§ PROBLEM DETAILS: Lines with the word "strong": copy all of them from the entries below.

§ EXCERPTED RECORDS:
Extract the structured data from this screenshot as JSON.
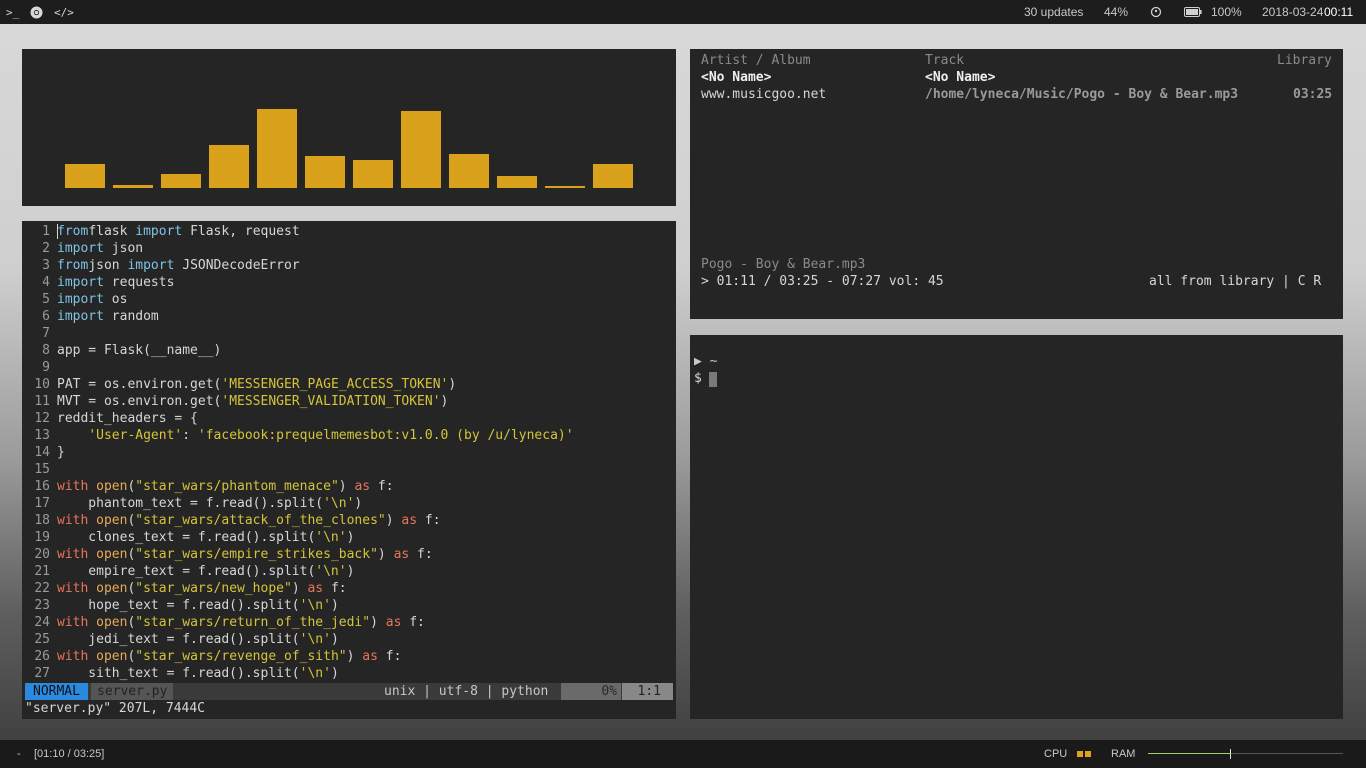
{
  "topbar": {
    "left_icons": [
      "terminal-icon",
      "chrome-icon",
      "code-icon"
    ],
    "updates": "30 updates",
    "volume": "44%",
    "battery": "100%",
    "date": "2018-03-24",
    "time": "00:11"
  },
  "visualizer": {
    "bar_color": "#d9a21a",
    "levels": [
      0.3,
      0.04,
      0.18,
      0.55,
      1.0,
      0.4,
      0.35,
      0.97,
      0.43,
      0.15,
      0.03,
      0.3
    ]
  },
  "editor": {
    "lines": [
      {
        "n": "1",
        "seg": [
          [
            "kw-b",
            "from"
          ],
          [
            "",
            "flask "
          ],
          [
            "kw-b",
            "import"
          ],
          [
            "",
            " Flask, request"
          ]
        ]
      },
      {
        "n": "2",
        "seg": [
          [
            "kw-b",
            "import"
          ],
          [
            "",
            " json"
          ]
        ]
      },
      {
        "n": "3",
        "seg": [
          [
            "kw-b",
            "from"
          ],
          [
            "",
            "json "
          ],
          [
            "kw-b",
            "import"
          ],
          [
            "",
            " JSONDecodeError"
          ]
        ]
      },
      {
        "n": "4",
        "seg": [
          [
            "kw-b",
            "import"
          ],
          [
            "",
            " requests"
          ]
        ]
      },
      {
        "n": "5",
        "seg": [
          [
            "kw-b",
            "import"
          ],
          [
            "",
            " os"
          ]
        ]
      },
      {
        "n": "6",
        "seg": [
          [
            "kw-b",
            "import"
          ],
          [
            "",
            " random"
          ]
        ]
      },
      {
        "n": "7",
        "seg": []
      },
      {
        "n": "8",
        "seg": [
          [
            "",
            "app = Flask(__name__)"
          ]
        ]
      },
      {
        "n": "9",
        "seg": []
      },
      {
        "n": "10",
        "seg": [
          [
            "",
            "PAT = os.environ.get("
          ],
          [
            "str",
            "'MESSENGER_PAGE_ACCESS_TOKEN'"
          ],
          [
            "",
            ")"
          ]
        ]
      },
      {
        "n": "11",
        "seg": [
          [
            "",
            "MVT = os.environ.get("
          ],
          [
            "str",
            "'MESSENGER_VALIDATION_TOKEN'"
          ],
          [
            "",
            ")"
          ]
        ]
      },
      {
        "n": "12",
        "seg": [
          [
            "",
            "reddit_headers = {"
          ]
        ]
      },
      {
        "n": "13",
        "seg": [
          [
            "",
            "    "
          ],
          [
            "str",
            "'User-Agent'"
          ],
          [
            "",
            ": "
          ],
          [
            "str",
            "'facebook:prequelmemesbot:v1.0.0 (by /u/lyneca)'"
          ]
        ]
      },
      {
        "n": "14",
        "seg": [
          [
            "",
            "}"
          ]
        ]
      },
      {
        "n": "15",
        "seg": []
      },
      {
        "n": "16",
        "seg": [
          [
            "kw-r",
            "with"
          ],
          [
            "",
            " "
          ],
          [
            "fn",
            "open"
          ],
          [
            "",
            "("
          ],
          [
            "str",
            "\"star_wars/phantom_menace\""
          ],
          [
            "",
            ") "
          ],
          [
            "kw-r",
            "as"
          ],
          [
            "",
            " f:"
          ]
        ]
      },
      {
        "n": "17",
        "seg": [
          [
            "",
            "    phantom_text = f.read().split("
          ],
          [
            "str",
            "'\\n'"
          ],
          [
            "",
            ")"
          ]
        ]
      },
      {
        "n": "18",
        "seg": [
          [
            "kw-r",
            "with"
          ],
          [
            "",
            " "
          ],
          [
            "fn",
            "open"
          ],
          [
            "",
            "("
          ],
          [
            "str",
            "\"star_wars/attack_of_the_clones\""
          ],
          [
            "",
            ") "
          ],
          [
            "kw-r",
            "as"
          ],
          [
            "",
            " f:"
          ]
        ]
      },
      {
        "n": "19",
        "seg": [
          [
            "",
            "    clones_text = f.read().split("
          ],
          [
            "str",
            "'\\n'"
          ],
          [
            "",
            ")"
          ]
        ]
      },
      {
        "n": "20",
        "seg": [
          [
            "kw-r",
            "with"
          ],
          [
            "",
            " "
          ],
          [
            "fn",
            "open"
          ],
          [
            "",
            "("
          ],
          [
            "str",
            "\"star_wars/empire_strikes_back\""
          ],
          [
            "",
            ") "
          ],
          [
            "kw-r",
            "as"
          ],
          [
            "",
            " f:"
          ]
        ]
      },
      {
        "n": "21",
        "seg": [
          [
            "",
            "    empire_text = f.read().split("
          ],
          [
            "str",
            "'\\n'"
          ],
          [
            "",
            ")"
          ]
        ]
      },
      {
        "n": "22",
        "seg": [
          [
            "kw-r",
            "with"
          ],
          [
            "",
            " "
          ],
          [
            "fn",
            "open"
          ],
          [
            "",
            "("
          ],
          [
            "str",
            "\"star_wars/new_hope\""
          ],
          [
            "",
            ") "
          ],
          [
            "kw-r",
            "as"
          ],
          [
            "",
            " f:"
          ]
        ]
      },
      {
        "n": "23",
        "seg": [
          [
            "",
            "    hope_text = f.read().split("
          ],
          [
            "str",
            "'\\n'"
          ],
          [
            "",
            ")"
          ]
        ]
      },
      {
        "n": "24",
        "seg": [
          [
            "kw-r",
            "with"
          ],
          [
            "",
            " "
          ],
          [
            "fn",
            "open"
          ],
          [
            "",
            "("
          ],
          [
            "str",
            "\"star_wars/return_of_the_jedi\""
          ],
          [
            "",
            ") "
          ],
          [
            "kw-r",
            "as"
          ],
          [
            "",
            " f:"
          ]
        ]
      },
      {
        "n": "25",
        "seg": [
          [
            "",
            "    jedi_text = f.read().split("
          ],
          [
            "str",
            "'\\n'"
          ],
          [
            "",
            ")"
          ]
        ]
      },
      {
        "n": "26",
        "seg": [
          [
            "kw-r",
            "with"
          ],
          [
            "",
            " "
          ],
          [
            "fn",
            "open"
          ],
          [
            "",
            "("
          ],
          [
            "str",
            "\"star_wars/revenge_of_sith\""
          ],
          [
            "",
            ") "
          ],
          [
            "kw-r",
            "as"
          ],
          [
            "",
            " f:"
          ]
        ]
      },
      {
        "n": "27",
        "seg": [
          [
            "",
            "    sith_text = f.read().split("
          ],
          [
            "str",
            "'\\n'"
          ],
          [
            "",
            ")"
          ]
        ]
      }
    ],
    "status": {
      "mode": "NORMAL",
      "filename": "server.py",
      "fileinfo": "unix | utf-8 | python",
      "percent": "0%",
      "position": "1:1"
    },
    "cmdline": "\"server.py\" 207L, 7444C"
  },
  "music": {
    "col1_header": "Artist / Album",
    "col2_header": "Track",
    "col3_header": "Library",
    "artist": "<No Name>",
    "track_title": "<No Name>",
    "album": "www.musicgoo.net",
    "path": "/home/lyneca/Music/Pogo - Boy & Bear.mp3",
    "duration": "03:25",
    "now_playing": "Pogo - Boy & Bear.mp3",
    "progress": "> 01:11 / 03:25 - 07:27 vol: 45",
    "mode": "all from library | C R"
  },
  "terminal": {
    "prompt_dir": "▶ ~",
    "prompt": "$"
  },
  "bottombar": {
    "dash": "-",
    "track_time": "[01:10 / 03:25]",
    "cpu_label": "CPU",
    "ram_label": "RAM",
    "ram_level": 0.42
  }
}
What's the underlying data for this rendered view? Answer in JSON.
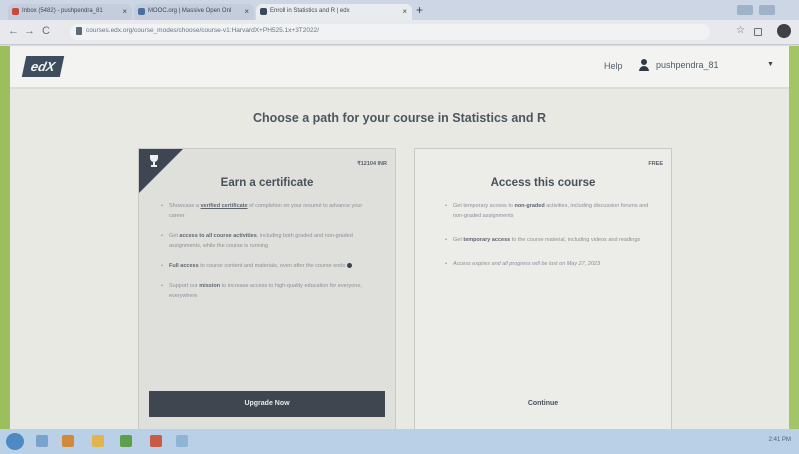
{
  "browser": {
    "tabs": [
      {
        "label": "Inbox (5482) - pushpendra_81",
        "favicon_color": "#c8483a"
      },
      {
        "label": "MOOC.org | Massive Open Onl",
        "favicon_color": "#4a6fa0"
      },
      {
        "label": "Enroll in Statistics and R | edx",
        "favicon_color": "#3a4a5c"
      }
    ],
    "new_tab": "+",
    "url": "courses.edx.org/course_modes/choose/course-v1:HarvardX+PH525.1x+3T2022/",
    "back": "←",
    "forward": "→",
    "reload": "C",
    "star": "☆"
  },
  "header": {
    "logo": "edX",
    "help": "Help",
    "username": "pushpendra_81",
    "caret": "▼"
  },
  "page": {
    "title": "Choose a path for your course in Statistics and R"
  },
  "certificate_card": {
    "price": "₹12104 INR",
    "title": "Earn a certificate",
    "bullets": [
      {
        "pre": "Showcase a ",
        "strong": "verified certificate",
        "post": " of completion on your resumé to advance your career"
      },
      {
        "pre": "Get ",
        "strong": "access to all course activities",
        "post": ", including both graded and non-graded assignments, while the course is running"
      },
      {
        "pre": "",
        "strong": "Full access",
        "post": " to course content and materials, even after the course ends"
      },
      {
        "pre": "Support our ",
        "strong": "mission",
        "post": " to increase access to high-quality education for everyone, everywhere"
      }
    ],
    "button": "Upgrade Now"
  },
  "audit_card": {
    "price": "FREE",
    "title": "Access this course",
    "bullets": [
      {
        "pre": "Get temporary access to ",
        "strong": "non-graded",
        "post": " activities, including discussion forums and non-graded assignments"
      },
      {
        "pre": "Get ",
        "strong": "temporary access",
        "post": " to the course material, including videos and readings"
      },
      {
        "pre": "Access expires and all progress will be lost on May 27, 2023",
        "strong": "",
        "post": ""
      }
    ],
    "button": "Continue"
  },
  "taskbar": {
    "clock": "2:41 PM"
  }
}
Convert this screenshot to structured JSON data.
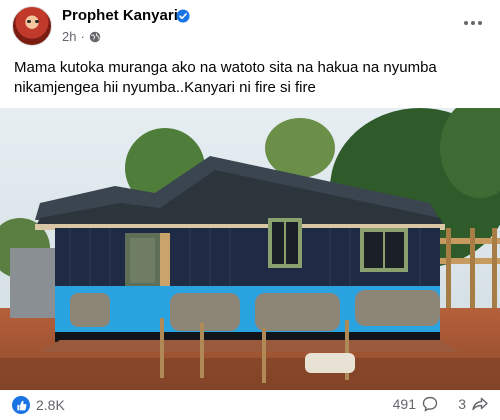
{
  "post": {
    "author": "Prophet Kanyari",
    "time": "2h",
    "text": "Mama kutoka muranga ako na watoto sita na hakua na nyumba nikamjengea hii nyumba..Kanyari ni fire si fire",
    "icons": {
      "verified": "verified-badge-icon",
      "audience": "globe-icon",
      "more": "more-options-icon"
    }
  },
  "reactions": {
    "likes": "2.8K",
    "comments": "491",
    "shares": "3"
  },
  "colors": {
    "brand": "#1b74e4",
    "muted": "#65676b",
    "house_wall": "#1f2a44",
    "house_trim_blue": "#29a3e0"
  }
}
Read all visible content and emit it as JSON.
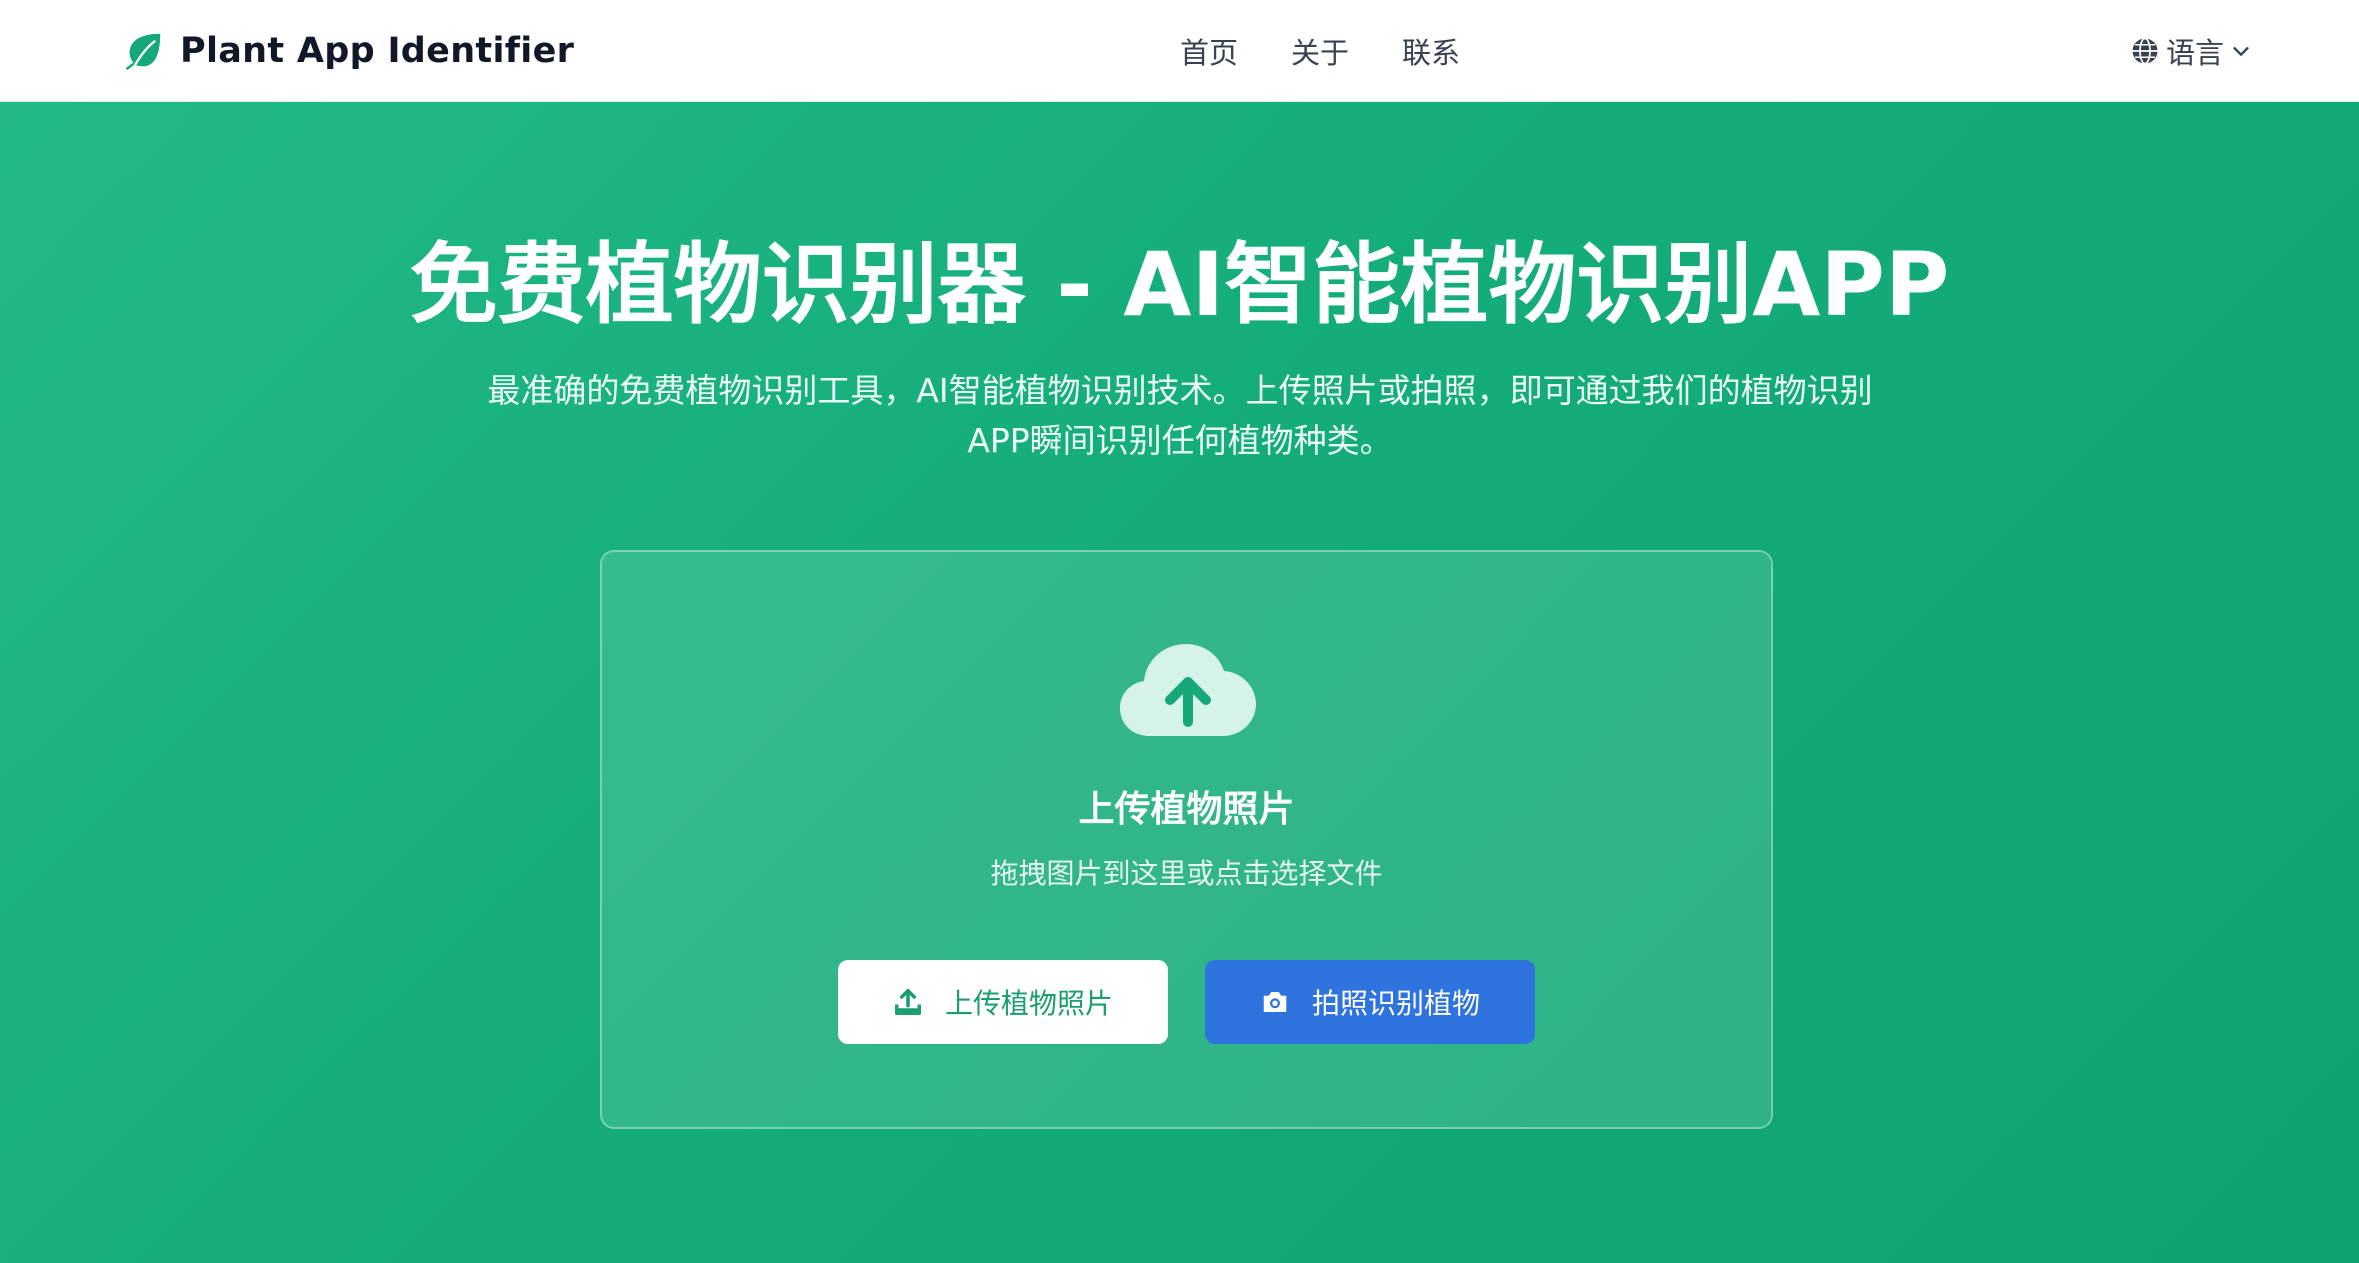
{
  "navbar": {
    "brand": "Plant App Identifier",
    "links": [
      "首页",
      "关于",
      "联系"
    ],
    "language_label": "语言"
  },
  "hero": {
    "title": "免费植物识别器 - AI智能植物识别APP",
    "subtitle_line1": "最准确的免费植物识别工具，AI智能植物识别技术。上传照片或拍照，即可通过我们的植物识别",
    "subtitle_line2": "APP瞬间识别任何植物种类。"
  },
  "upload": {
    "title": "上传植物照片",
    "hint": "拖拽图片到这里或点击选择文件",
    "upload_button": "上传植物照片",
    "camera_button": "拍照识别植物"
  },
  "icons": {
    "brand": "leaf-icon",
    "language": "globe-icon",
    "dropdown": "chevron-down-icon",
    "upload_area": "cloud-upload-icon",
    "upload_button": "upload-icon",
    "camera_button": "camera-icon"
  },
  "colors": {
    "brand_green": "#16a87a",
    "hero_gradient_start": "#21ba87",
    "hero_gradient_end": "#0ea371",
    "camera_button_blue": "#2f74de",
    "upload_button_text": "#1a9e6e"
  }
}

§ WRITTEN RESPONSE:
        "strong": "verified certificate",
        "strong": "access to all course activities",
        "strong": "Full access",
        "strong": "mission",
        "strong": "non-graded",
        "strong": "temporary access",
        "strong": "",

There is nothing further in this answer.